Aim of the exercise
Would you write out the entries below, every one of them, exactly?

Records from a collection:
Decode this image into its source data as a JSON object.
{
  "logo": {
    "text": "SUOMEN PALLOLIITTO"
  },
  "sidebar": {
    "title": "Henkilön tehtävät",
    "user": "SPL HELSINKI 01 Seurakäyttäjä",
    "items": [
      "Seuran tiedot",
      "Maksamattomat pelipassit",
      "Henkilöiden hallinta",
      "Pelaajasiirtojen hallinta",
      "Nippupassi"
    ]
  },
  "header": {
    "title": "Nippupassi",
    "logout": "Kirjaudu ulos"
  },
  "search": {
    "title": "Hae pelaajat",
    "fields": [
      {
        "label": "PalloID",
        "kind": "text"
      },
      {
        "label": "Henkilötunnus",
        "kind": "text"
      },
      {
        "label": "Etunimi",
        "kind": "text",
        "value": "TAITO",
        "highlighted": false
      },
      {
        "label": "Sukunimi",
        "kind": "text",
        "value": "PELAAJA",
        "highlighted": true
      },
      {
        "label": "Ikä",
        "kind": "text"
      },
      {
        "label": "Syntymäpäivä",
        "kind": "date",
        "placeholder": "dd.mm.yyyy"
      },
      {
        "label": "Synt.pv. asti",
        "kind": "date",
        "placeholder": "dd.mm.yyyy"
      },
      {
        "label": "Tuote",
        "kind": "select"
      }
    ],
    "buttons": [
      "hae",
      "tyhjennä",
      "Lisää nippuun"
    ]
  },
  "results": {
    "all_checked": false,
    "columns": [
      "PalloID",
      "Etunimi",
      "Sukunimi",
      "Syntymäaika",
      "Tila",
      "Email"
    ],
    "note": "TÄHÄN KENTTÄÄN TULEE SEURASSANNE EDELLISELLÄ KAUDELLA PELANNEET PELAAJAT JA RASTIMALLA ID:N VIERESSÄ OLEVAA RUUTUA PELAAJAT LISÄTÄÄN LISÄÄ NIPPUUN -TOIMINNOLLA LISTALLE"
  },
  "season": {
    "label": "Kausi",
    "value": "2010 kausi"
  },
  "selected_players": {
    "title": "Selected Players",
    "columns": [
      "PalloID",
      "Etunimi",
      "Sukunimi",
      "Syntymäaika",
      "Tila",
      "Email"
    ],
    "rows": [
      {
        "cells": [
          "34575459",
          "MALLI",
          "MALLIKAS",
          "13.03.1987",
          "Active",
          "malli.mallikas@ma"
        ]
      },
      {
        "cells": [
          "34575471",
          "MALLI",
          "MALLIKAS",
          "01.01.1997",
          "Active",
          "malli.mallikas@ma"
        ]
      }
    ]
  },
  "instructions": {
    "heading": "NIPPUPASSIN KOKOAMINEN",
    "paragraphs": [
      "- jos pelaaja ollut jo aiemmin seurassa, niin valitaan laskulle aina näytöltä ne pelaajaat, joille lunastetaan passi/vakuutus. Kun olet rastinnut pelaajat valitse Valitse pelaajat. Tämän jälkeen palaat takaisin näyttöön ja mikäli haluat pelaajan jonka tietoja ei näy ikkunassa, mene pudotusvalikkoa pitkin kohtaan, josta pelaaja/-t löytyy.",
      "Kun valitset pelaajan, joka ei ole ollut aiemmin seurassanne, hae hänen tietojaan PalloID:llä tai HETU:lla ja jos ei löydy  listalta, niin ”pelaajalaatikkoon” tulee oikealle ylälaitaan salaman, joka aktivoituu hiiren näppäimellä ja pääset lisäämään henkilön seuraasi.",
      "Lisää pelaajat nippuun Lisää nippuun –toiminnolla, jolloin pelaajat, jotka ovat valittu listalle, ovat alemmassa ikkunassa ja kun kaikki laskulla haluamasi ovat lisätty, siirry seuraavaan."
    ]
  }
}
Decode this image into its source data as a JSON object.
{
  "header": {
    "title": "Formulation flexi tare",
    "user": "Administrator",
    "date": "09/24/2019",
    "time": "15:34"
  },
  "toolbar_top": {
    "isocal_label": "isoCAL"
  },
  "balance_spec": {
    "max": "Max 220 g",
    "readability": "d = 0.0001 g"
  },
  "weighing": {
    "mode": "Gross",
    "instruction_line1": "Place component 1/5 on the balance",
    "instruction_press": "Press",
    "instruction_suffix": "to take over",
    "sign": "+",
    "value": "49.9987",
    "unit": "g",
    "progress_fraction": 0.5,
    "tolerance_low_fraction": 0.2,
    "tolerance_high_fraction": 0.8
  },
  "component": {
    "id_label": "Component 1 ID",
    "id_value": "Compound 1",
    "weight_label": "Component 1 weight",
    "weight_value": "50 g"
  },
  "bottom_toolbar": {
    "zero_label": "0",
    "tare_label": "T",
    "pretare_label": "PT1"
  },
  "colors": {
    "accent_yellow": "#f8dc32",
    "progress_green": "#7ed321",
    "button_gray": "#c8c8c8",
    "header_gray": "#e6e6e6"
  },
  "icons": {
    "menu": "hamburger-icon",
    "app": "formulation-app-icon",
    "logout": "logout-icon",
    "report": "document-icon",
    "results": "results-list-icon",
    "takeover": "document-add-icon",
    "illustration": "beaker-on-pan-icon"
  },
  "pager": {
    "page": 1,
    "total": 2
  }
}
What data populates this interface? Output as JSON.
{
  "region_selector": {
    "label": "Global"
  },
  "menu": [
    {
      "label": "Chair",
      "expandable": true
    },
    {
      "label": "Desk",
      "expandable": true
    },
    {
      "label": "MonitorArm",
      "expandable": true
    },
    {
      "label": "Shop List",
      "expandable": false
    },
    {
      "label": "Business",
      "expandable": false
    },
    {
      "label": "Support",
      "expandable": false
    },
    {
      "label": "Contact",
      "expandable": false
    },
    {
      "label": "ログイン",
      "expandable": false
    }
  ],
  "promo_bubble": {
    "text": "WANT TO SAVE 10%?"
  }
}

Solution to the exercise
Decode this image into its source data as a JSON object.
{
  "logo": {
    "text": "SUOMEN PALLOLIITTO"
  },
  "sidebar": {
    "title": "Henkilön tehtävät",
    "user": "SPL HELSINKI 01 Seurakäyttäjä",
    "items": [
      "Seuran tiedot",
      "Maksamattomat pelipassit",
      "Henkilöiden hallinta",
      "Pelaajasiirtojen hallinta",
      "Nippupassi"
    ]
  },
  "header": {
    "title": "Nippupassi",
    "logout": "Kirjaudu ulos"
  },
  "search": {
    "title": "Hae pelaajat",
    "fields": [
      {
        "label": "PalloID",
        "kind": "text"
      },
      {
        "label": "Henkilötunnus",
        "kind": "text"
      },
      {
        "label": "Etunimi",
        "kind": "text",
        "value": "TAITO",
        "highlighted": false
      },
      {
        "label": "Sukunimi",
        "kind": "text",
        "value": "PELAAJA",
        "highlighted": true
      },
      {
        "label": "Ikä",
        "kind": "text"
      },
      {
        "label": "Syntymäpäivä",
        "kind": "date",
        "placeholder": "dd.mm.yyyy"
      },
      {
        "label": "Synt.pv. asti",
        "kind": "date",
        "placeholder": "dd.mm.yyyy"
      },
      {
        "label": "Tuote",
        "kind": "select"
      }
    ],
    "buttons": [
      "hae",
      "tyhjennä",
      "Lisää nippuun"
    ]
  },
  "results": {
    "all_checked": false,
    "columns": [
      "PalloID",
      "Etunimi",
      "Sukunimi",
      "Syntymäaika",
      "Tila",
      "Email"
    ],
    "note": "TÄHÄN KENTTÄÄN TULEE SEURASSANNE EDELLISELLÄ KAUDELLA PELANNEET PELAAJAT JA RASTIMALLA ID:N VIERESSÄ OLEVAA RUUTUA PELAAJAT LISÄTÄÄN LISÄÄ NIPPUUN -TOIMINNOLLA LISTALLE"
  },
  "season": {
    "label": "Kausi",
    "value": "2010 kausi"
  },
  "selected_players": {
    "title": "Selected Players",
    "columns": [
      "PalloID",
      "Etunimi",
      "Sukunimi",
      "Syntymäaika",
      "Tila",
      "Email"
    ],
    "rows": [
      {
        "cells": [
          "34575459",
          "MALLI",
          "MALLIKAS",
          "13.03.1987",
          "Active",
          "malli.mallikas@ma"
        ]
      },
      {
        "cells": [
          "34575471",
          "MALLI",
          "MALLIKAS",
          "01.01.1997",
          "Active",
          "malli.mallikas@ma"
        ]
      }
    ]
  },
  "instructions": {
    "heading": "NIPPUPASSIN KOKOAMINEN",
    "paragraphs": [
      "- jos pelaaja ollut jo aiemmin seurassa, niin valitaan laskulle aina näytöltä ne pelaajaat, joille lunastetaan passi/vakuutus. Kun olet rastinnut pelaajat valitse Valitse pelaajat. Tämän jälkeen palaat takaisin näyttöön ja mikäli haluat pelaajan jonka tietoja ei näy ikkunassa, mene pudotusvalikkoa pitkin kohtaan, josta pelaaja/-t löytyy.",
      "Kun valitset pelaajan, joka ei ole ollut aiemmin seurassanne, hae hänen tietojaan PalloID:llä tai HETU:lla ja jos ei löydy  listalta, niin ”pelaajalaatikkoon” tulee oikealle ylälaitaan salaman, joka aktivoituu hiiren näppäimellä ja pääset lisäämään henkilön seuraasi.",
      "Lisää pelaajat nippuun Lisää nippuun –toiminnolla, jolloin pelaajat, jotka ovat valittu listalle, ovat alemmassa ikkunassa ja kun kaikki laskulla haluamasi ovat lisätty, siirry seuraavaan."
    ]
  }
}
Decode this image into its source data as a JSON object.
{
  "header": {
    "title": "Formulation flexi tare",
    "user": "Administrator",
    "date": "09/24/2019",
    "time": "15:34"
  },
  "toolbar_top": {
    "isocal_label": "isoCAL"
  },
  "balance_spec": {
    "max": "Max 220 g",
    "readability": "d = 0.0001 g"
  },
  "weighing": {
    "mode": "Gross",
    "instruction_line1": "Place component 1/5 on the balance",
    "instruction_press": "Press",
    "instruction_suffix": "to take over",
    "sign": "+",
    "value": "49.9987",
    "unit": "g",
    "progress_fraction": 0.5,
    "tolerance_low_fraction": 0.2,
    "tolerance_high_fraction": 0.8
  },
  "component": {
    "id_label": "Component 1 ID",
    "id_value": "Compound 1",
    "weight_label": "Component 1 weight",
    "weight_value": "50 g"
  },
  "bottom_toolbar": {
    "zero_label": "0",
    "tare_label": "T",
    "pretare_label": "PT1"
  },
  "colors": {
    "accent_yellow": "#f8dc32",
    "progress_green": "#7ed321",
    "button_gray": "#c8c8c8",
    "header_gray": "#e6e6e6"
  },
  "icons": {
    "menu": "hamburger-icon",
    "app": "formulation-app-icon",
    "logout": "logout-icon",
    "report": "document-icon",
    "results": "results-list-icon",
    "takeover": "document-add-icon",
    "illustration": "beaker-on-pan-icon"
  },
  "pager": {
    "page": 1,
    "total": 2
  }
}
What data populates this interface? Output as JSON.
{
  "region_selector": {
    "label": "Global"
  },
  "menu": [
    {
      "label": "Chair",
      "expandable": true
    },
    {
      "label": "Desk",
      "expandable": true
    },
    {
      "label": "MonitorArm",
      "expandable": true
    },
    {
      "label": "Shop List",
      "expandable": false
    },
    {
      "label": "Business",
      "expandable": false
    },
    {
      "label": "Support",
      "expandable": false
    },
    {
      "label": "Contact",
      "expandable": false
    },
    {
      "label": "ログイン",
      "expandable": false
    }
  ],
  "promo_bubble": {
    "text": "WANT TO SAVE 10%?"
  }
}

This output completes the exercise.